▶ _Your goal_
Which of the lines below mention the word "this"? Pull each one out.

▶ _Entries supplied_
********************

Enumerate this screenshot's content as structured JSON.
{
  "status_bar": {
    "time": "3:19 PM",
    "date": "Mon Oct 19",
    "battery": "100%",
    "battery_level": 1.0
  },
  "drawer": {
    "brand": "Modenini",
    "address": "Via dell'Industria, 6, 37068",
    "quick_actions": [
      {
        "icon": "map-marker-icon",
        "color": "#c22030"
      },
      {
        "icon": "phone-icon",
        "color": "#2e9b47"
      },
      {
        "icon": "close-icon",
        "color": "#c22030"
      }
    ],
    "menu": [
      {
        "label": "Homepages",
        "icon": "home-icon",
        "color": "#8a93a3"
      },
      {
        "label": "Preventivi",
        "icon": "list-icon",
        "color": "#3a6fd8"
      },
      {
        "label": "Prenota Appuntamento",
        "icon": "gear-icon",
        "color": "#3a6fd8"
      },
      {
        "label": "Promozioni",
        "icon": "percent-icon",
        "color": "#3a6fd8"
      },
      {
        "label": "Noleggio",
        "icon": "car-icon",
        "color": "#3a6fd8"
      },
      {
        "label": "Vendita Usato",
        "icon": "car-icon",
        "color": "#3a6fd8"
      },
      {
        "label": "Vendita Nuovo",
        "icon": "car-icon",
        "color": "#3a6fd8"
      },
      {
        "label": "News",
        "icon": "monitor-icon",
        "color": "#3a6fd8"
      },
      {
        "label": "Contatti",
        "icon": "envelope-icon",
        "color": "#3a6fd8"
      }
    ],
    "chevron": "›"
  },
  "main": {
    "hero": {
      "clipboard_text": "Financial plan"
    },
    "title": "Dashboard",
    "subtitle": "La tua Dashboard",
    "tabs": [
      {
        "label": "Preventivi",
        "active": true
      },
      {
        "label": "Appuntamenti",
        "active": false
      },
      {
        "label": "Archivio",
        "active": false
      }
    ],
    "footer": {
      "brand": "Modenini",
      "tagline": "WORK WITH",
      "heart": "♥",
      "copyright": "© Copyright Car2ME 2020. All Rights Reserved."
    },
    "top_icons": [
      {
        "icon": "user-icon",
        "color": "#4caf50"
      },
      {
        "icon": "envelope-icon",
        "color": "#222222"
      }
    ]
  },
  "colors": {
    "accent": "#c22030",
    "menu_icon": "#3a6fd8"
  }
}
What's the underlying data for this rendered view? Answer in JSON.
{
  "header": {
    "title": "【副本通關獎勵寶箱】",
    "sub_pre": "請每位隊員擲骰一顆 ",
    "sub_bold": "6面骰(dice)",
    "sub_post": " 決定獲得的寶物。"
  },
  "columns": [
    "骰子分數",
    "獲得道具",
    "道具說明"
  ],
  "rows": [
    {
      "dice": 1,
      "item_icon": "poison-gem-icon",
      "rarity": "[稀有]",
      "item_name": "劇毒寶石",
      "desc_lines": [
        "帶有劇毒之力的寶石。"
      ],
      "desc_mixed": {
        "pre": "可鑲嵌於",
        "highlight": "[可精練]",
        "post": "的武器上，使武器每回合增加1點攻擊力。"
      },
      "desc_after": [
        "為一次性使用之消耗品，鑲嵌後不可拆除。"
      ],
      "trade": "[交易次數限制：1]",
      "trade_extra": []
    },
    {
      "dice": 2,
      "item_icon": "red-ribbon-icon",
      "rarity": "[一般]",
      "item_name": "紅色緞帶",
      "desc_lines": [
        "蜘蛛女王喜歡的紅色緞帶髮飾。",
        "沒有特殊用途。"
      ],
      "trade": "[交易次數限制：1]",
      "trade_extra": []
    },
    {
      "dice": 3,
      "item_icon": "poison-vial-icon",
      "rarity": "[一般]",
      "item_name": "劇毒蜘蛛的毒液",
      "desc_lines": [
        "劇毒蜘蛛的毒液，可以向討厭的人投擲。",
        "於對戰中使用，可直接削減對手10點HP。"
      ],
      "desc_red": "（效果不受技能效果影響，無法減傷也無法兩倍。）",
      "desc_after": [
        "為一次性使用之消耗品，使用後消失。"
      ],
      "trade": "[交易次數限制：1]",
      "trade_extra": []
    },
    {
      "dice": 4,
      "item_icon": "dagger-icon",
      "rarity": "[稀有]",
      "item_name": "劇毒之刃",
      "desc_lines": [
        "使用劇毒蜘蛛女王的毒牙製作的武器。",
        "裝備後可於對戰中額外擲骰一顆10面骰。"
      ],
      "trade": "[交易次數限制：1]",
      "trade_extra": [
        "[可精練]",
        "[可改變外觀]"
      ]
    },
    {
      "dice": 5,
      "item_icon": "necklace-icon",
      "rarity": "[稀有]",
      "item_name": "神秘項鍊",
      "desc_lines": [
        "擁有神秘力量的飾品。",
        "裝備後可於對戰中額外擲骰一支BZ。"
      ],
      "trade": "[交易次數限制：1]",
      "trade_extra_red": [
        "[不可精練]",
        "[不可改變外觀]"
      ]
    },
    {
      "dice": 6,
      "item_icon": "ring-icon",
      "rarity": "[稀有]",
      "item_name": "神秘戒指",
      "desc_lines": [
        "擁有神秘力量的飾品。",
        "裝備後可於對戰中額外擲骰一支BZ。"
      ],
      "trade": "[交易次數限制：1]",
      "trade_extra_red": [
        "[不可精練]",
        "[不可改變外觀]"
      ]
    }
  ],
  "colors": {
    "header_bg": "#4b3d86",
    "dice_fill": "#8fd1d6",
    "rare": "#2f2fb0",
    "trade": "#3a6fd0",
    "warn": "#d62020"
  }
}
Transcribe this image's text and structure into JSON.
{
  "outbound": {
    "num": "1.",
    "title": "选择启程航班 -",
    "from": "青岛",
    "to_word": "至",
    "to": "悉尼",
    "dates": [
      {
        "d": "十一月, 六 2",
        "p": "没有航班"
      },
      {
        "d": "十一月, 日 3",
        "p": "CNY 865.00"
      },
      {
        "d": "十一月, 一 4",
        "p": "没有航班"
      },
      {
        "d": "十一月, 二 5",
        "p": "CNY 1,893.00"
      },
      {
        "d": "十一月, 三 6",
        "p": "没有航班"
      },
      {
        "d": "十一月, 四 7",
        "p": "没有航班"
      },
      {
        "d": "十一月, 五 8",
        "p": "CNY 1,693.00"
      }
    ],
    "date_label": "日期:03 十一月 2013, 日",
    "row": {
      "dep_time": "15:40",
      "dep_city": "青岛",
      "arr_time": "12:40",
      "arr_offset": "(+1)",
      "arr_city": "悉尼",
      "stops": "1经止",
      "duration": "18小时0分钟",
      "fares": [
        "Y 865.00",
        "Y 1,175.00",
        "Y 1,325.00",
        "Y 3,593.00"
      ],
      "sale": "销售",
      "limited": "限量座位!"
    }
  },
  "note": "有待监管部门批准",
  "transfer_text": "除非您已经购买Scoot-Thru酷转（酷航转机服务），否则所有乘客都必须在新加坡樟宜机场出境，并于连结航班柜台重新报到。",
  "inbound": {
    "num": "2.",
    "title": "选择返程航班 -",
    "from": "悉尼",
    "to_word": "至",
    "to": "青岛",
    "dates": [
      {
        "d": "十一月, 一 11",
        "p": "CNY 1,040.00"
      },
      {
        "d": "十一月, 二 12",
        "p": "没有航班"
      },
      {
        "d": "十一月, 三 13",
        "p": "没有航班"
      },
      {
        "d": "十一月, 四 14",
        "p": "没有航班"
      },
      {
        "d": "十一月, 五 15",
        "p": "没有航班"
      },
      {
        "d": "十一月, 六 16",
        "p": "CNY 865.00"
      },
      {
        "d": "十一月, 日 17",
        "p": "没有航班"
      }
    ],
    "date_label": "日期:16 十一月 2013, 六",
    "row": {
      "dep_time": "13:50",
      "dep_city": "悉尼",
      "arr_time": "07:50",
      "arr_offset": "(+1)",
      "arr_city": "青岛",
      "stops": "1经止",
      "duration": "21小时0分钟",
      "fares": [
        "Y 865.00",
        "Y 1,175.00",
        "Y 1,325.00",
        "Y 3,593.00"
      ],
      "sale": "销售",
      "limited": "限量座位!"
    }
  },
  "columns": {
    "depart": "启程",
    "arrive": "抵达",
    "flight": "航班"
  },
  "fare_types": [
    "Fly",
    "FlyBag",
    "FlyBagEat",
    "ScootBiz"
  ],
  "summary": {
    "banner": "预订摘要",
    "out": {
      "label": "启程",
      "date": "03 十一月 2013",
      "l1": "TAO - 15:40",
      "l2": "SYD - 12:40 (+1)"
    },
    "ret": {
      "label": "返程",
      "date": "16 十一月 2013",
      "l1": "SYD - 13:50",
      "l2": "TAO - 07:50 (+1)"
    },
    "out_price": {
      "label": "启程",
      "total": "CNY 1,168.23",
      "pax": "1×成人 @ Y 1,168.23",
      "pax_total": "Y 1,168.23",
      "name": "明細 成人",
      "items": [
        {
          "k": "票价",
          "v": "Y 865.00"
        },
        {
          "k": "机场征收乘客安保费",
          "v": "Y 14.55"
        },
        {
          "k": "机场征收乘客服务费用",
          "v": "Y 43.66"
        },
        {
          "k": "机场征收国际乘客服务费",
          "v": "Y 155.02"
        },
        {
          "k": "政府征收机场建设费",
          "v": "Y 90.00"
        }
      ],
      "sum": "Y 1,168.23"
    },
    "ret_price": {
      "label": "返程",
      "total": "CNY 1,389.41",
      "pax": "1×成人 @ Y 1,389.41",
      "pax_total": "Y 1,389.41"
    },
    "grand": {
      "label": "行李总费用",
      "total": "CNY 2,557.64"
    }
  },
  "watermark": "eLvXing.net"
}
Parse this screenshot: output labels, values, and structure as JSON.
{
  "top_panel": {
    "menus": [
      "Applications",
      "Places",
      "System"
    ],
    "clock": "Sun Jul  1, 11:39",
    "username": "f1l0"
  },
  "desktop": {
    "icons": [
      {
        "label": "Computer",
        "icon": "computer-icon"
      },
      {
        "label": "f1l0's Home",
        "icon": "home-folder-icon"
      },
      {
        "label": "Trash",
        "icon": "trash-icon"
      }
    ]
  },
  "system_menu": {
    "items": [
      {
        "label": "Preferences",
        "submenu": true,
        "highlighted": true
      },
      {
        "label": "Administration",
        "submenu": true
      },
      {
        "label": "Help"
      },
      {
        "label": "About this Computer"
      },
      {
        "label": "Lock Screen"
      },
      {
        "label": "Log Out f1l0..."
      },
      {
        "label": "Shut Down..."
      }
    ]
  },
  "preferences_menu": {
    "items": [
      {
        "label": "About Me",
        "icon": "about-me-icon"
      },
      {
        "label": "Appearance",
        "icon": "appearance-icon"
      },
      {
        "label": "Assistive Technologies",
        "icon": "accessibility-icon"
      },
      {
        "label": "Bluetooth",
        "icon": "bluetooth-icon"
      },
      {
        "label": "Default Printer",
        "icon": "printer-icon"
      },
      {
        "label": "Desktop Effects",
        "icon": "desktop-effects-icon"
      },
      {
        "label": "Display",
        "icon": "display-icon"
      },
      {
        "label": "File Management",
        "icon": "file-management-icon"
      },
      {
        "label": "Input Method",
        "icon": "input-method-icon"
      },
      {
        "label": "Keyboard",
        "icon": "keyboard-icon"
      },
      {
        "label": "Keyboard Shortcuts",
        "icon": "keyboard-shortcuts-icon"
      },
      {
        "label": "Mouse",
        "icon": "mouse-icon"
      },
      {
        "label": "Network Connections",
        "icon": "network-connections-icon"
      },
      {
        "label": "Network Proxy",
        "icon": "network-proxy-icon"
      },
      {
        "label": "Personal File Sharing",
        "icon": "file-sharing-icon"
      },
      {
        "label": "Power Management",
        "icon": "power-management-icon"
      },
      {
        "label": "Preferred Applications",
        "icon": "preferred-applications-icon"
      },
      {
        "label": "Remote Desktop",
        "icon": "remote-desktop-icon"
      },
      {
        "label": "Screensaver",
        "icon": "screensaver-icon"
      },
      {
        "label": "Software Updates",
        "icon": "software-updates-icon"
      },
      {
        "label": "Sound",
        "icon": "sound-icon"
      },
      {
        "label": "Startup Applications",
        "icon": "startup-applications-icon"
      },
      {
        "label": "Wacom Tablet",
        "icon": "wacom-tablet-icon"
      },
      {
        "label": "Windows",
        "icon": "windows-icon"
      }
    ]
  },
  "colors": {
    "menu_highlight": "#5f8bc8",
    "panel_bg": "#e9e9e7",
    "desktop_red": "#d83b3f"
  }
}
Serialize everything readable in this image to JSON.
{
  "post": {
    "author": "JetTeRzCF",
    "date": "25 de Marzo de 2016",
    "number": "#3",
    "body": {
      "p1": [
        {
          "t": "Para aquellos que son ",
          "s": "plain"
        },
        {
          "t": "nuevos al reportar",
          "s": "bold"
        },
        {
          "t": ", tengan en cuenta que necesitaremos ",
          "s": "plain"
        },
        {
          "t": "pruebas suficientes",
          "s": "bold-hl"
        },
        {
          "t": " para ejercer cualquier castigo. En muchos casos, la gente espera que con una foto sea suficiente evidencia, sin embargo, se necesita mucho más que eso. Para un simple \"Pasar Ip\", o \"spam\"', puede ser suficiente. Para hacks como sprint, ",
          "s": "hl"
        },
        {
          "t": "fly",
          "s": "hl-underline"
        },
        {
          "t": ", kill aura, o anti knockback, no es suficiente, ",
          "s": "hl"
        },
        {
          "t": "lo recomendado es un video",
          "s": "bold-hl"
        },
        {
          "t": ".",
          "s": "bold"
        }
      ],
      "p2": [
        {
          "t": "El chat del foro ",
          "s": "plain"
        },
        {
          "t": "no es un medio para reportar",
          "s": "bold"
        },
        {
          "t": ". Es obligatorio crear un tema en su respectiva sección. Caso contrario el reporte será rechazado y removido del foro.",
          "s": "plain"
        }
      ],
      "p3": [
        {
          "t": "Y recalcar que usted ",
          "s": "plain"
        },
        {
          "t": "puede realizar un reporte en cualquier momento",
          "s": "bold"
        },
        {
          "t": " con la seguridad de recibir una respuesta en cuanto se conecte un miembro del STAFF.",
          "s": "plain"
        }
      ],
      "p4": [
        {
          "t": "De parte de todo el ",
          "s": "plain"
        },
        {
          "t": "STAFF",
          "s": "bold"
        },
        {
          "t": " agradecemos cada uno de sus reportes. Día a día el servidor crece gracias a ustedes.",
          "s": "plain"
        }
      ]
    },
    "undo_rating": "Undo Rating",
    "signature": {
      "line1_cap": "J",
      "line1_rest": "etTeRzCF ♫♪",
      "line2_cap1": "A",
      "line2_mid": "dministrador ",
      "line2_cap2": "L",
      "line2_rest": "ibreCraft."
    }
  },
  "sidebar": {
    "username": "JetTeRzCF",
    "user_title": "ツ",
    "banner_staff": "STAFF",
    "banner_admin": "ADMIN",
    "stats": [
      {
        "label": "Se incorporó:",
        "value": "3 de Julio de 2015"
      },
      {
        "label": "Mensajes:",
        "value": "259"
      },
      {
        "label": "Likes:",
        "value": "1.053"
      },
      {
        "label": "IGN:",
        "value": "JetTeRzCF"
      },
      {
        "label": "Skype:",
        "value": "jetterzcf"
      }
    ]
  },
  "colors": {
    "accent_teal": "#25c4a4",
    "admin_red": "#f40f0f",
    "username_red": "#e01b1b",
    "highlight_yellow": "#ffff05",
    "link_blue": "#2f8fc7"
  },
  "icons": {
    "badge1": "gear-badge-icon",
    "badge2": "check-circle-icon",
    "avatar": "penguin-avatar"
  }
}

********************

▶ _Final answer_
Enumerate this screenshot's content as structured JSON.
What's the underlying data for this rendered view? Answer in JSON.
Transcribe this image's text and structure into JSON.
Parse this screenshot: output labels, values, and structure as JSON.
        "label": "About this Computer"
Serialize everything readable in this image to JSON.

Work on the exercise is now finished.